Two weeks from today, the primary election for the Eastern Band of Cherokee Indians will take place.  Early voting is already underway on the Qualla Boundary as prinicipal chief, vice chief, all 12 seats on the tribal council, and three seats on the Cherokee school board are on the ballot.  The general election will take place in September.  

Holly Kays covers the Eastern Band government for Smoky Mountain News.  She's been putting together a voter's guide for the election.  She tells BPR's Matt Bush that the issues candidates are running on vary, though many are talking about increased transparency for the tribal council and government.  Kays also says there's still a lot of lingering feelings regarding the 2017 impeachment of principal chief Patrick Lambert, who won the last chief election in 2015.  Lambert faced 12 charges during impeachment proceedings, as he was accused of using the authority of his office to benefit himself.  Kays says critics of the process alleged Lambert's opponents were targeting him over an audit that led to an FBI investigation of the Qualla Housing Authority.

One of the five candidates running for principal chief this year is Teresa McCoy.  Kays reports that McCoy faced some pushback getting on the ballot.  In 1996, she faced a fraud allegation.  A tribal council investigation did not lead to any discipline, and McCoy successfully ran for a seat on tribal council, which she held until 2015  This year, the Cherokee Election Board declined to certify her candidacy for chief based on the fraud allegation.  The Cherokee Supreme Court overturned the board's decision, and subsequently cancelled a hearing for a complaint about their ruling, clearing the way for McCoy to remain on the ballot.

Matt Bush joined Blue Ridge Public Radio as news director in August 2016. Excited at the opportunity the build up the news service for both stations as well as help launch BPR News, Matt made the jump to Western North Carolina from Washington D.C. For the 8 years prior to coming to Asheville, he worked at the NPR member station in the nation's capital as a reporter and anchor.

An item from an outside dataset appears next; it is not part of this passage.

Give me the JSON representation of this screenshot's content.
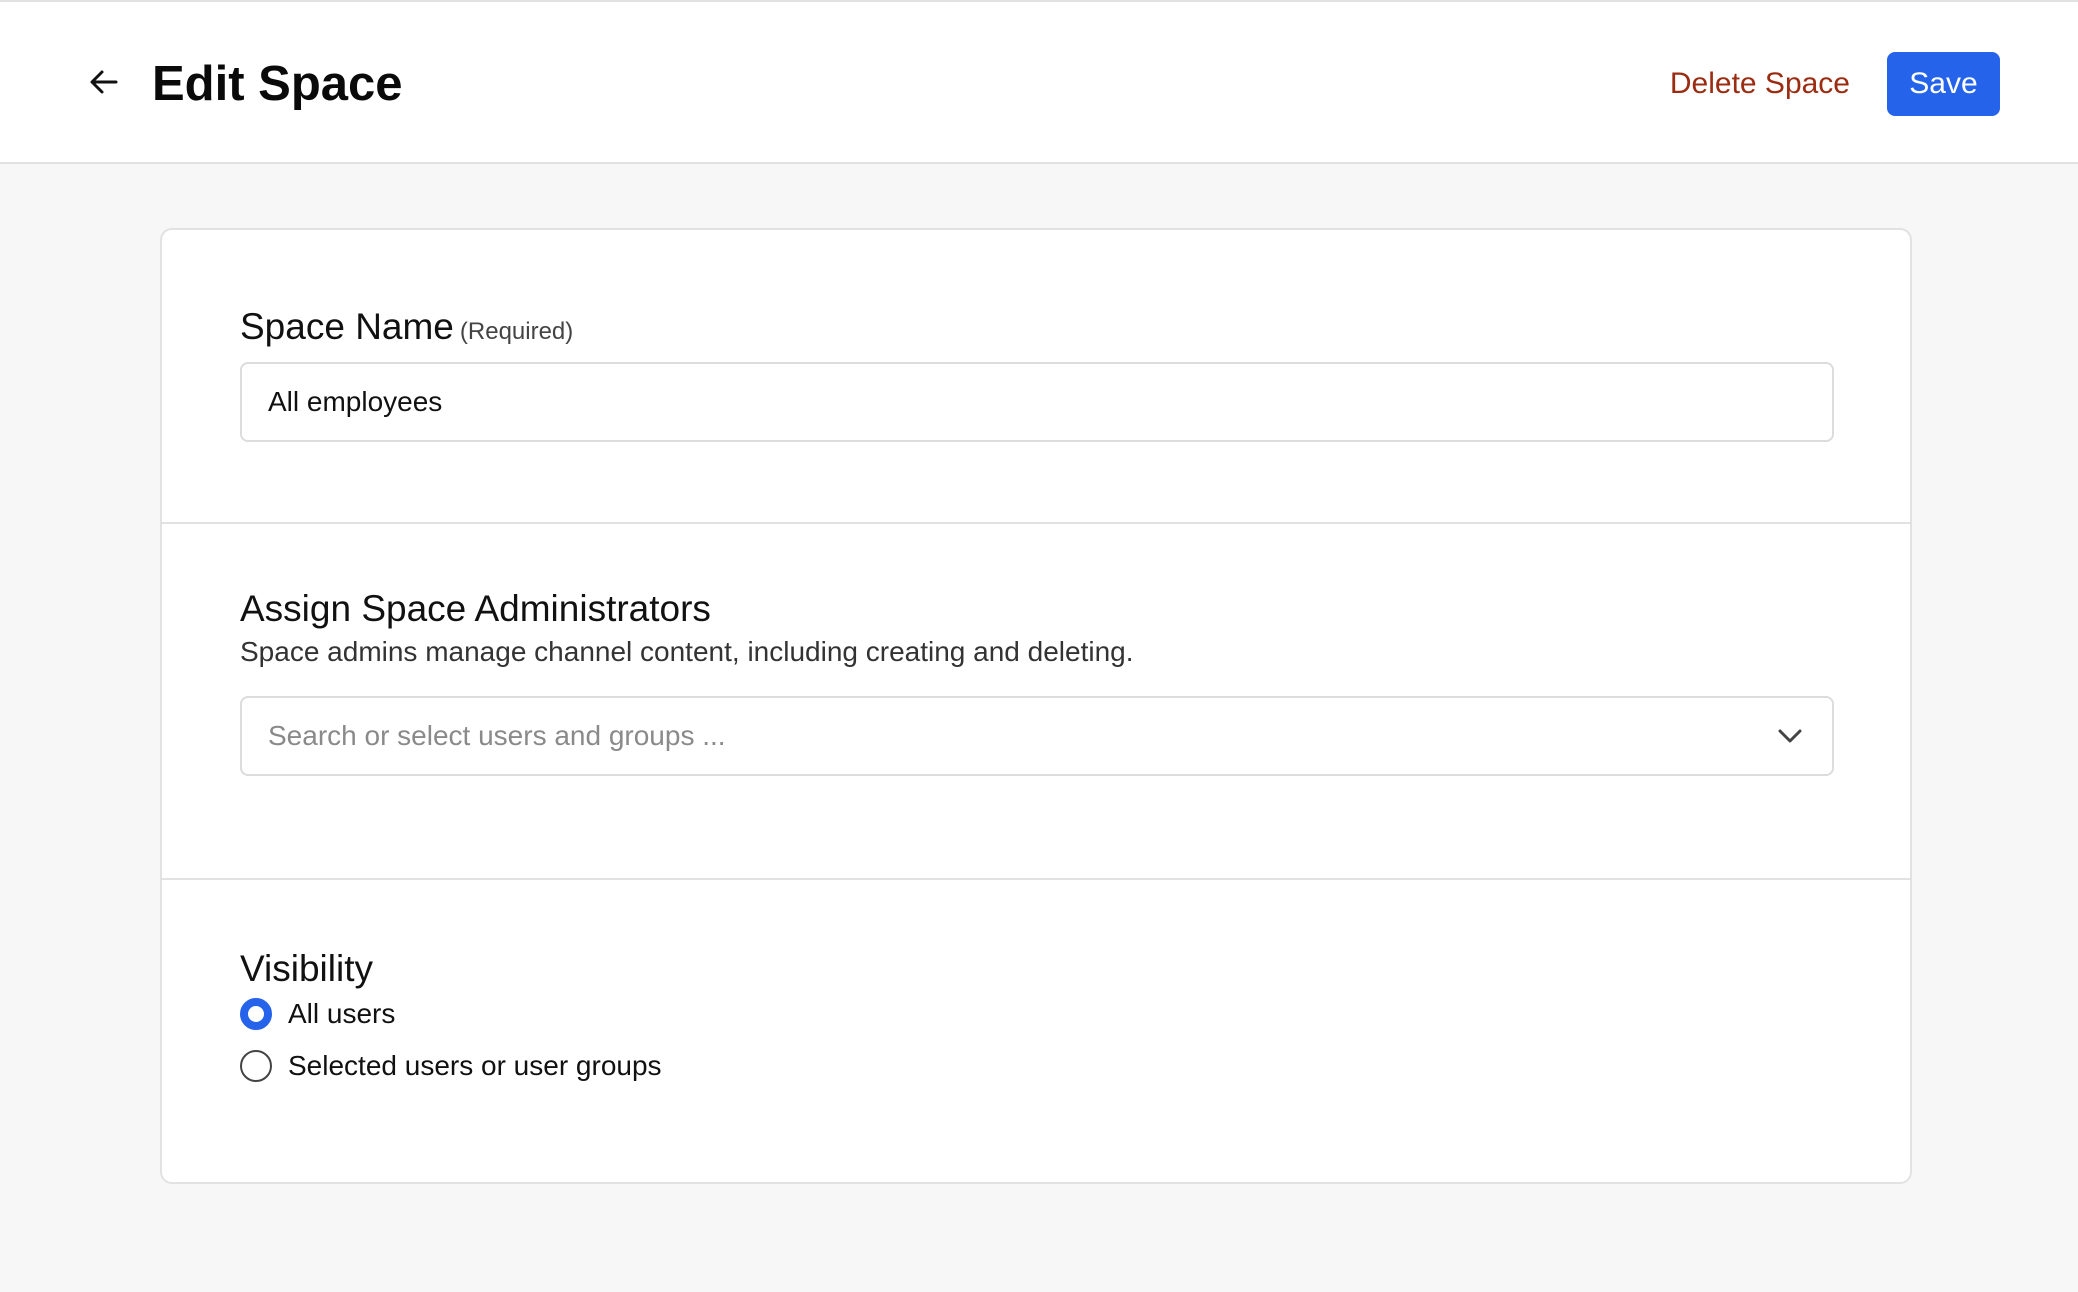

Matt primarily covered the state of Maryland, including 6 years of covering the statehouse in Annapolis. Prior to that, he worked at WMAL in Washington and Metro Networks in Pittsburgh, the city he was born and raised in.